(Story updated at 5:50 p.m. ET)
CMS Acting Administrator Andy Slavitt told lawmakers Wednesday that the agency is considering delaying the start date for Medicare payment reform, which is set to go into effect Jan 1.
Testifying before the Senate Finance Committee, Slavitt said the CMS is concerned that some physicians, particularly at small practices, may not be ready for the changes under the Medicare Access and CHIP Reauthorization Act that replaced the much-maligned sustainable growth-rate formula.
Several medical groups, including the American Medical Association, the American Academy of Family Physicians and the Medical Group Management Association, have encouraged the CMS to delay MACRA.
In his opening testimony, Slavitt said the CMS is open to alternative measures that will achieve the agency's objectives, which include patient participation and reducing reporting burdens for practices.
Senators continued to show great concern for small and rural practices, which have said MACRA could force them to join hospitals or larger practices because of the paperwork and payment changes required.
Slavitt said the CMS is aware of these potential conflicts and also concerned. The CMS has received "significant feedback", Slavitt said. "Some of the things that are on the table, (that) we're considering include alternative start dates, looking at whether shorter periods could be used, and finding other ways for physicians to get experience with the program before the impact of it really hits them."
“The focus on small independent practices and their ability to continue practicing independently is a very important priority for us,” he said.

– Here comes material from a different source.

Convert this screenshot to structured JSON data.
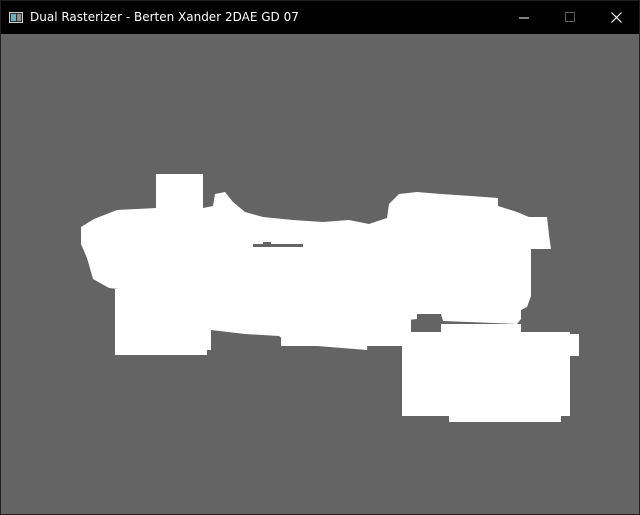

Dr. Wanda Filer, president of the American Academy of Family Physicians said her organization has requested a MACRA start date of no earlier than July of next year and would prefer January 2018.
A lot of AAFP members are small groups of providers that are still trying to understand the rule and what it means for them. There are a lot of questions as well as some confusion and anxiety, she said.
But she has been pleased with how the CMS and Slavitt have reached out to answer those questions and provide help.
“I think we're cautiously optimistic that there's going to be some flexibility going forward,” she said.
American Medical Association President Dr. Andrew Gurman said in a statement he was “heartened” by CMS considering options such as alternative start dates and shorter reporting periods.
“Successful implementation will require flexibility, and indications are that CMS intends to work toward the goal of giving physicians a fair shot in adjusting to this new policy framework,” he said.
Slavitt also said methods of gathering data other than provider reports could help doctors focus on patient care. Some information could be gathered from automatic data feeds.
Senators asked about methods from reimbursing chronic care patients and those seeking advanced care directives. Slavitt said the CMS is looking to expand methods for reimbursing providers at higher rates for chronic patients, as was recently implemented with Medicare Advantage.
He also suggested further encouraging alternative payment models such as bundling, medical homes and team-based and prevention models.
“We need to get out of the mode of paying physicians just to run tests and prescribe medicines,” he said.